In this post, we’ll take a look at a creativity quiz and game the crap out of it with computer science.

Feel free to skip to the TL;DR section!

Setting The Scene

One October day, I got a Discord ping from my partner. I checked my phone to find a link to a quiz which advertised itself as a “fast creativity test” and a way to measure “verbal creativity”. Intrigued, I clicked through and read the rules. The premise is simple enough: write 10 words which are as unrelated to each other as possible. Knowing that we’d inevitably compare scores, I knew I had to focus up. Go ahead and give it a go before reading on! It only takes a couple of minutes.

I ended up getting beat 90.8 to 97.56. It was clear I once again needed to call on computers to eliminate my human shortcomings. Surely computers can be “creative” if you can define exactly what creativity should look like. In most cases that might be an oxymoron, but not in this case, since we have exact metric we can optimize for.

After you complete a quiz, the results page states that “[the scores] range from 6 to 110 after millions of responses online”. That means that 110 is the number to beat for a world record!

Quiz Scoring

The quiz works by first mapping your words into their word embeddings which were trained from Stanford’s GloVe project. The score which the quiz returns is the average cosine distance between every pair of vectors, multiplied by 100. The grading code (and allowed word list) can be found here. You can download the word embeddings from here.

For readers who are new to word embeddings, think about them as a way to map from a word to a vector. Vectors which point in similar directions (small cosine distance) are more related to each other semantically, like “dog” and “cat”. Vectors which point in opposite directions (maximal cosine distance) are less related to each other semantically, like “gerontology” and “yellow”.


Maximizing the average distance between a collection of vectors/points over some distance function is known as the Maximum Diversity Problem and is NP-Hard. There are several papers which describe techniques for getting decent solutions to this problem (1, 2), but I couldn’t find code for any technique. Looks like we’re going to roll our own!

Greedy Approach

My first approach was a greedy algorithm:

  1. Choose a random starting word
  2. Add word to collection
  3. Iterate over every remaining word in the dictionary and calculate the score if we added this word to our collection
  4. Choose the word which maximizes the score
  5. Repeat from step 2 until we have 7 words.
  6. Repeat from step 1, keeping the best collection of words we’ve found so far.

Why 7 words? A key observation is that the quiz only scores the first seven valid words of the ten submitted. That way, if you make a typo or accidentally duplicate a word, your score won’t be affected. This is great news for us, since it reduces our problem size.

The greedy algorithm didn’t perform well. It was scoring around 90 (95th percentile), even after filtering out all words with less than 8 characters. We have to step it up.

Genetic Algorithm

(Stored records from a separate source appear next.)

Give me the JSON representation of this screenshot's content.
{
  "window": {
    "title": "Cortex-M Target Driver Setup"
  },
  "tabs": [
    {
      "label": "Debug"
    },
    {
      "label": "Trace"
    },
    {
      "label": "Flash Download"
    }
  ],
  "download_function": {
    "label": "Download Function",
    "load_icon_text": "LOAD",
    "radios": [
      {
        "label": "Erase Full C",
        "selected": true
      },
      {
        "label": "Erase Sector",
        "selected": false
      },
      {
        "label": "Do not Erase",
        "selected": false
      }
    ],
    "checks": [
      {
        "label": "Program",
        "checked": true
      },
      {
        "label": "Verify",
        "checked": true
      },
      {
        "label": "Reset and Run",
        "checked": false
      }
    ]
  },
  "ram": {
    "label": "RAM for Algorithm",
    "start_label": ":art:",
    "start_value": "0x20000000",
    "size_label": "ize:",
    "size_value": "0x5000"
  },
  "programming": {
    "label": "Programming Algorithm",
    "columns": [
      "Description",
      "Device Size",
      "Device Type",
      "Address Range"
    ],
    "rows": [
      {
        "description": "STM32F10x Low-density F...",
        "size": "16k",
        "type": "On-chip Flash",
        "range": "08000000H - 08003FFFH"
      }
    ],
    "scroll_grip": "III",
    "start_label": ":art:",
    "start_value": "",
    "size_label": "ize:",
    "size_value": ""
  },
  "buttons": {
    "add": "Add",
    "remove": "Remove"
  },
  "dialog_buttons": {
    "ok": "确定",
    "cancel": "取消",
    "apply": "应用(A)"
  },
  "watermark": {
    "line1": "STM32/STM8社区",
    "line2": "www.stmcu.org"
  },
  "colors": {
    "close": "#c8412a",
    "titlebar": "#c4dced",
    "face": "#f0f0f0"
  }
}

I had read in the past about genetic algorithms being successful in finding approximations for discrete optimization problems. For example, check out this Computerphile video on how you could apply a genetic algorithm to get an approximation for the knapsack problem. It’s important to note that genetic algorithms won’t necessarily get you the optimal solution.

Not wanting to implement the genetic algorithm from scratch, I looked for Python frameworks and found pymoo. pymoo is a great fit for this problem since it features a genetic algorithm implementation with an example I barely had to modify to adapt it to my problem.

I simply declared out['F'], the function I was minimizing, and out['G'], the constraints I was imposing, and let pymoo do the rest.


# Minimize the negative average distance, hence maximizing the average distance
out['F'] = -self._calculate_average_distance(x)
# Ensure that we have exactly 7 words
out['G'] = (self.subset_size - np.sum(x)) ** 2

My full implementation for a generic maximum diversity problem solver using pymoo can be found here.


I ran several instances of the solver simultaneously for about a week or so on my Ryzen 7 3800X. The results were in; how did it do? See for yourself!


I can hear you, the reader, start to say, “those words aren’t valid nouns!” Or maybe you were starting to say “110.05 is so close to 110; how do you know they didn’t round something higher down to 110?” I’m very sorry to say that I can’t hear you over me yelling WOOOOOOOOOOOOOOORLD RECOOOOOOOOOOOOORD!


I love pouring disproportionate amounts of engineering effort into solving problems that don’t matter. Just one laugh and an eye roll makes the entire process worth it to me. Can you beat my score? I’d love to hear about it if so! Mention me on Twitter @0x1337cafe with your results.


  1. Do a human attempt of a creativity quiz, get score of 90.8. The score to beat is 110.
  2. Quiz is scored by converting your first 7 valid words into their word embeddings, and then calculating the average cosine distance between every pair of vectors
  3. Maximizing this score is known as the Maximum Diversity Problem and is NP-Hard
  4. Try a greedy algorithm, get average score of around 90
  5. Use pymoo to implement a genetic algorithm and barely squeeze out a “world record” score of 110.05